Samsung plans to begin selling later this month a cellular telephone that includes a hard-disk drive. The handset was unveiled as the International Telecommunication Union (ITU) Telecom Asia 2004 event.
It is the first cell phone of its kind in the world.
The SPH-V5400 was a clam-shell type cell phone and the hard-disk drive had a capacity of 1.5GB, a Samsung spokesperson, said Lee Yoorim, said.
The storage space can be used for several types of media including images photographed with the built-in, megapixel-class digital still camera or music files. The handset can play music files stored in MP3 format and has a built-in FM transmitter so that music can be played through a nearby radio.
Other functions include TV output, dual speakers, 64-tone polyphonic ringer and dual liquid crystal display (LCD) panels. The main screen is a thin film transistor (TFT) LCD with 240 pixel x 320 pixel resolution and the sub screen is an organic light emitting diode (OLED) display with 128 pixel x 128 pixel resolution.
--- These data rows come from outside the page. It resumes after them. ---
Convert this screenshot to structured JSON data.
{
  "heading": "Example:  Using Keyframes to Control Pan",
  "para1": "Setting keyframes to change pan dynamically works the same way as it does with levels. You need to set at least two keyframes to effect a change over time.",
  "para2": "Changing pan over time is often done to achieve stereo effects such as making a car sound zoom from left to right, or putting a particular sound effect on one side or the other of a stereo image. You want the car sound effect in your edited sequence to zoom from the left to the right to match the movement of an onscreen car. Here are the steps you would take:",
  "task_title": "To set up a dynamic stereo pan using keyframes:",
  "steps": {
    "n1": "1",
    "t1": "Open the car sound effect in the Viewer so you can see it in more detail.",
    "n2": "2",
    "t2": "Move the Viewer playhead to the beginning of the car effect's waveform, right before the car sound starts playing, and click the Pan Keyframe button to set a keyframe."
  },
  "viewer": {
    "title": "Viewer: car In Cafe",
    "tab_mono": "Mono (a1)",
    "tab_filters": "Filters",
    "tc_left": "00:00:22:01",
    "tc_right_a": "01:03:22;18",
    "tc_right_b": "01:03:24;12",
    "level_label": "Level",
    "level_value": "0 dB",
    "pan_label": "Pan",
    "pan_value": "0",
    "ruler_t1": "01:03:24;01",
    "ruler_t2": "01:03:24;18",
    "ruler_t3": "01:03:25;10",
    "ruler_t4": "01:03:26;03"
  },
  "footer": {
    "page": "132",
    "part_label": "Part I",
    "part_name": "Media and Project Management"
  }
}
Samsung planned to put the cell phone on sale in South Korea before the end of September, Lee said. The phone was compatible with the CDMA2000 1x EvDO standard and would cost about $US800, she said.
The possibility of putting hard-disk drives into cellular telephones began to be talked about seriously about a year ago. As cellular telephones have added multimedia functions such as music players and still and movie cameras, their manufacturers have been increasing the amount of installed memory. Coinciding with this demand for more storage space, hard-disk drive makers have been looking at shrinking drives to the sub 1-inch level.
Several models of 1-inch hard-disk drive are now available from companies including Hitachi Global Storage Technologies, Cornice and GS Magicstor. In January, Toshiba demonstrated a prototype 0.85-inch drive and Seagate Technology said, in June, that it would begin selling a 1-inch drive during the third quarter.